Website and app data records:
----
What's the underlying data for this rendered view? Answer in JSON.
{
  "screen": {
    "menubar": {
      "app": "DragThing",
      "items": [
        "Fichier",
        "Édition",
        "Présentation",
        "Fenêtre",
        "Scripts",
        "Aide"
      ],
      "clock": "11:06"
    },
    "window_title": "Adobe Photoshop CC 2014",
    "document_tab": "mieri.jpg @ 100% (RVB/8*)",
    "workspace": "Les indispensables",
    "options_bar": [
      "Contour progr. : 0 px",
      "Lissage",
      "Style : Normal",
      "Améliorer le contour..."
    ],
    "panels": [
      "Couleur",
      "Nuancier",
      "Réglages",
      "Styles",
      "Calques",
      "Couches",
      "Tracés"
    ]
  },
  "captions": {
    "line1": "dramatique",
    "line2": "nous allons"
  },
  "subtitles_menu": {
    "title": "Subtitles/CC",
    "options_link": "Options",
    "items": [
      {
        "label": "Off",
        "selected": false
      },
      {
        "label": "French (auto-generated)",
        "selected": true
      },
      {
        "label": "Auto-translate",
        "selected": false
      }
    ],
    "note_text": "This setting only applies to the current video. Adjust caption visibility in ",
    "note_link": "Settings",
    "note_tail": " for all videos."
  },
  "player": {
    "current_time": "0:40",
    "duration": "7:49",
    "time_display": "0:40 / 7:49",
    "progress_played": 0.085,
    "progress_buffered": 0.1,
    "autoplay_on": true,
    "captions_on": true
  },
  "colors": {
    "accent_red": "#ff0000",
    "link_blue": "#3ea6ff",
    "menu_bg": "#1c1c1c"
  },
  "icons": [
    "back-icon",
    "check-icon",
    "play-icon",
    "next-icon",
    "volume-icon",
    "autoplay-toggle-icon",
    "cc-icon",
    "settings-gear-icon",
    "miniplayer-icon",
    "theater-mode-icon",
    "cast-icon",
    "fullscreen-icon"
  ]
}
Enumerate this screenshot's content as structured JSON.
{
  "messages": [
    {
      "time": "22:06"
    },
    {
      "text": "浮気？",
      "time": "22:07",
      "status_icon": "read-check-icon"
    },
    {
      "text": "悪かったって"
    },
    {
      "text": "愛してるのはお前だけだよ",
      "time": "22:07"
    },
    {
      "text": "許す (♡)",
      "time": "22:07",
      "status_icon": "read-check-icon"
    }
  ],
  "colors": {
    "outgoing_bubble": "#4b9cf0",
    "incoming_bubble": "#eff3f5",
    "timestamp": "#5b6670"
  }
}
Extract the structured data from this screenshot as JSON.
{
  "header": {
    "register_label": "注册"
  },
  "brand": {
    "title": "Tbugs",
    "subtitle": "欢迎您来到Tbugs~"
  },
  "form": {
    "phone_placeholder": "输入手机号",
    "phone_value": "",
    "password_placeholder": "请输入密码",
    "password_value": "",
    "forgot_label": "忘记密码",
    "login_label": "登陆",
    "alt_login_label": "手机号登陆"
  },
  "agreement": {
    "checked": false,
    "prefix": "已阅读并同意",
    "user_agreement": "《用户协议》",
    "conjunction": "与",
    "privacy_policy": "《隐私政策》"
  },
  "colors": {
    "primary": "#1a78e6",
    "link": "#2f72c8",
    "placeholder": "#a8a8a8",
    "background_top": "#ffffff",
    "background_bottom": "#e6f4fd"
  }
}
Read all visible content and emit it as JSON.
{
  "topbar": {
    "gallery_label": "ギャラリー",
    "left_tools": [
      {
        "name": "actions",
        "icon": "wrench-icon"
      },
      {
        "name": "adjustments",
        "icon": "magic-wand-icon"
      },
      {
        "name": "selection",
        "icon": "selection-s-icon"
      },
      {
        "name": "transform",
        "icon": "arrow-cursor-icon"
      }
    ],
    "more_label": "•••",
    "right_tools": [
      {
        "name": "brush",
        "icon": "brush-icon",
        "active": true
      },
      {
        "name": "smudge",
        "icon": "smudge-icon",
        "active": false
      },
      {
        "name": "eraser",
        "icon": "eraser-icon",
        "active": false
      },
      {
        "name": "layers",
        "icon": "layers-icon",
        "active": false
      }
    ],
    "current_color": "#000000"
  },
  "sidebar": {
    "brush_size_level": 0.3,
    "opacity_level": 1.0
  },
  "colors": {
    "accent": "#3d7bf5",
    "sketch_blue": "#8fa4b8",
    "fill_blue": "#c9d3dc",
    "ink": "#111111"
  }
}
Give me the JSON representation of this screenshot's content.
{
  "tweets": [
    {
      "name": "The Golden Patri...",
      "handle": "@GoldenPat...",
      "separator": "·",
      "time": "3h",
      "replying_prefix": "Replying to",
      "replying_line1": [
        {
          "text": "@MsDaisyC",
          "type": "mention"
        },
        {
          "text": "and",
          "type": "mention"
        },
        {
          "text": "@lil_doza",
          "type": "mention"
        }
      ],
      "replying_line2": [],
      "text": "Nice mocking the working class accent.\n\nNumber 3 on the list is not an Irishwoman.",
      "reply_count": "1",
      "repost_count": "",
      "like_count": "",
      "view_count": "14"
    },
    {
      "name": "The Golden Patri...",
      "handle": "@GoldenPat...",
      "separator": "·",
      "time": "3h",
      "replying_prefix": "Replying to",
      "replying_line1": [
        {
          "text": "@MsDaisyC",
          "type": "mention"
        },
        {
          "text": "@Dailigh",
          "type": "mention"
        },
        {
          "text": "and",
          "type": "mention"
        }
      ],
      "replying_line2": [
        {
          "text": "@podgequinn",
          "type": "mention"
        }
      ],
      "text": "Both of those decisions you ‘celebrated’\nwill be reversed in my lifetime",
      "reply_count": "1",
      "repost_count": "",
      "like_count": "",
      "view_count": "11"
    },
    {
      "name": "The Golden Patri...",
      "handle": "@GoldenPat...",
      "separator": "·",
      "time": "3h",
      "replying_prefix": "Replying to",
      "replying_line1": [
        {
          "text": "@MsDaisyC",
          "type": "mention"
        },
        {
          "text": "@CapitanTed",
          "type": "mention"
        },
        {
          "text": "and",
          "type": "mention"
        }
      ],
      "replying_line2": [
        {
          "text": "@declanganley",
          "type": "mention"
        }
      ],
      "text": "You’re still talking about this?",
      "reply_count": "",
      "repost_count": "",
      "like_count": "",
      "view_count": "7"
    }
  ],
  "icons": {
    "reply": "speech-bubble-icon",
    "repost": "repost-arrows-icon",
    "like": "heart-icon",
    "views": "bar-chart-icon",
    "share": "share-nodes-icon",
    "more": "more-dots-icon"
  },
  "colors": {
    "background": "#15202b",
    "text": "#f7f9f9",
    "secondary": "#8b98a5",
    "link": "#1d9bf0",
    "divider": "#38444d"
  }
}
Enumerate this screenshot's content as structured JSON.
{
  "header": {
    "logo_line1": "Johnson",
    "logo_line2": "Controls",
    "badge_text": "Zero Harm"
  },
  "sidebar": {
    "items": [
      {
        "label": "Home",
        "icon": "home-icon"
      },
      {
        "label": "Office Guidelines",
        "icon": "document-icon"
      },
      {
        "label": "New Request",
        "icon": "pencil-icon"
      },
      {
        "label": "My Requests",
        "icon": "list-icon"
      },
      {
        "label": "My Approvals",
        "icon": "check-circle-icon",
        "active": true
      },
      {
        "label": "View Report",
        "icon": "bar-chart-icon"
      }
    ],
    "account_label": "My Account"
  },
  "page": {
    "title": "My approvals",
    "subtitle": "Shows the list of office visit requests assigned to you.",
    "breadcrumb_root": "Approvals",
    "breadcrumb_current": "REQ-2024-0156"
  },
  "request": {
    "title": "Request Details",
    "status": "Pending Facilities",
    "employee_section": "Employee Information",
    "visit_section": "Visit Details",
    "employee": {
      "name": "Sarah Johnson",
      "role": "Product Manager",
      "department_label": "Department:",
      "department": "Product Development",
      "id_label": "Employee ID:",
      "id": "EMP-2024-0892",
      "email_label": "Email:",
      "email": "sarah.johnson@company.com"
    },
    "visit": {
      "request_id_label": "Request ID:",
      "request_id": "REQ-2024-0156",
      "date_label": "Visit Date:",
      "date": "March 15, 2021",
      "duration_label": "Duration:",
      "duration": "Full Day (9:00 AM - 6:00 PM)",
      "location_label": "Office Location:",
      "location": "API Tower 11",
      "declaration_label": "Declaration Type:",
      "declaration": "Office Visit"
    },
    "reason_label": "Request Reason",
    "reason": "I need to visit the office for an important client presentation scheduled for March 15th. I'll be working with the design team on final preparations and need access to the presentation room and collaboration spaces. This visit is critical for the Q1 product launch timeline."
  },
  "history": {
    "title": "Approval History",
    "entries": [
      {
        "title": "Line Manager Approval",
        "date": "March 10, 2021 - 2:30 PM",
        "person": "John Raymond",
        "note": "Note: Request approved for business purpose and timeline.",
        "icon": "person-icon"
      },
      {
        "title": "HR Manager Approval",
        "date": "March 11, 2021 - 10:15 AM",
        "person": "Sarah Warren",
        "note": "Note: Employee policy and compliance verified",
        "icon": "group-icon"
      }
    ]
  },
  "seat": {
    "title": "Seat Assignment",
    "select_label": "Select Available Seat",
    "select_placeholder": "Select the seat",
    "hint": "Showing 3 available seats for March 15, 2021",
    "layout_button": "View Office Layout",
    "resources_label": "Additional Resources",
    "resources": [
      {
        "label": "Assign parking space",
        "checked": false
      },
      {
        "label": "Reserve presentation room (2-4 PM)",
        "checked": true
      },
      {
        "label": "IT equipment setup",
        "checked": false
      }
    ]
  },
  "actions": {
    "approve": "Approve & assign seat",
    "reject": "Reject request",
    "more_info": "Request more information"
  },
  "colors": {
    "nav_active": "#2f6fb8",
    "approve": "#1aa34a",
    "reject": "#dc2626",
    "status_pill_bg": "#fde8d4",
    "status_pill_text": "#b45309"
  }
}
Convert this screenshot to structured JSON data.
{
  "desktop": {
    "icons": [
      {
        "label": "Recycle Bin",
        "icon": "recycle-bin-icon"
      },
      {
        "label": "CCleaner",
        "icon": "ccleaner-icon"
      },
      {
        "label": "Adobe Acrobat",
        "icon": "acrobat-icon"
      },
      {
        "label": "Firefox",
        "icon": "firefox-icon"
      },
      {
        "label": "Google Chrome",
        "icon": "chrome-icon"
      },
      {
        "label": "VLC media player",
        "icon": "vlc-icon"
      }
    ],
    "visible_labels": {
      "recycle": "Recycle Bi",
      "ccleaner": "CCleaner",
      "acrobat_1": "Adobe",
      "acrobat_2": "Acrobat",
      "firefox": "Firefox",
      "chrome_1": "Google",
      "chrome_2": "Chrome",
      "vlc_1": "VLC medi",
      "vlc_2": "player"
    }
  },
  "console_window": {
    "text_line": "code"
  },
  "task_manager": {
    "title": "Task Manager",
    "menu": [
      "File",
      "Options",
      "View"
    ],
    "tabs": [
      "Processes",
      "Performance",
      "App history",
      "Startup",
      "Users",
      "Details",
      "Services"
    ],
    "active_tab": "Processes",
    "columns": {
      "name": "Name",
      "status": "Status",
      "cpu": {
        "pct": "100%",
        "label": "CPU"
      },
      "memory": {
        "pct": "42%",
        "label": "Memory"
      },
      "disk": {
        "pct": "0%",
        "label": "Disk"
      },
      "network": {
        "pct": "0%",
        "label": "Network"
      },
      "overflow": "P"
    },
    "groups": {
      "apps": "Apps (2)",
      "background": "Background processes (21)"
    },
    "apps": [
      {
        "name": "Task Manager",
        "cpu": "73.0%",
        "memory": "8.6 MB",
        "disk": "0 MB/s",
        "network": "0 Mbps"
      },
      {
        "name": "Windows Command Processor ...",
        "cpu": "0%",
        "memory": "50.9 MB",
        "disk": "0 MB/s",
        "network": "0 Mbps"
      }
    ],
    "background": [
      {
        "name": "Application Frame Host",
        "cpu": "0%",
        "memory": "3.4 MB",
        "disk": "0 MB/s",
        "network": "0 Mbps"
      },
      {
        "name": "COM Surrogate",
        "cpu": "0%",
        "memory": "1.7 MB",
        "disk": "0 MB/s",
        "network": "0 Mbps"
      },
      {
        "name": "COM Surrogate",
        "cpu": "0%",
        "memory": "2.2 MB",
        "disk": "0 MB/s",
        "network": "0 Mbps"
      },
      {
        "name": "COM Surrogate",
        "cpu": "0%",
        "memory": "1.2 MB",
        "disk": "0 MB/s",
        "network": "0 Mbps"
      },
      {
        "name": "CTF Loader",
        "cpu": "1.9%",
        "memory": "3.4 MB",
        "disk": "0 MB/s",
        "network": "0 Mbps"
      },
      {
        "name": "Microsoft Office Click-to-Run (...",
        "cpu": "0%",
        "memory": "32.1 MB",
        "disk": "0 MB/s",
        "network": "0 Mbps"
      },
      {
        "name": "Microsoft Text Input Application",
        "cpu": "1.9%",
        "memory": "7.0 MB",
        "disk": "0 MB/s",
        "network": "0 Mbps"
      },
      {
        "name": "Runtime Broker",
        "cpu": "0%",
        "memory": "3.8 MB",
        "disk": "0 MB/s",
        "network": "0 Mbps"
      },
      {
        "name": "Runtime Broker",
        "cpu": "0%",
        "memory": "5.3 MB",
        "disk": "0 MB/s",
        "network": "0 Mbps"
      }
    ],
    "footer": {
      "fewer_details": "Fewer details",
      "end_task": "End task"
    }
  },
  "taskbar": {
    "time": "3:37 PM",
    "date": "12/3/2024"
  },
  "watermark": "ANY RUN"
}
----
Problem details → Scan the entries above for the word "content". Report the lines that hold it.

Response for this exercise →
Enumerate this screenshot's content as structured JSON.
Read all visible content and emit it as JSON.
Give me the JSON representation of this screenshot's content.
Enumerate this screenshot's content as structured JSON.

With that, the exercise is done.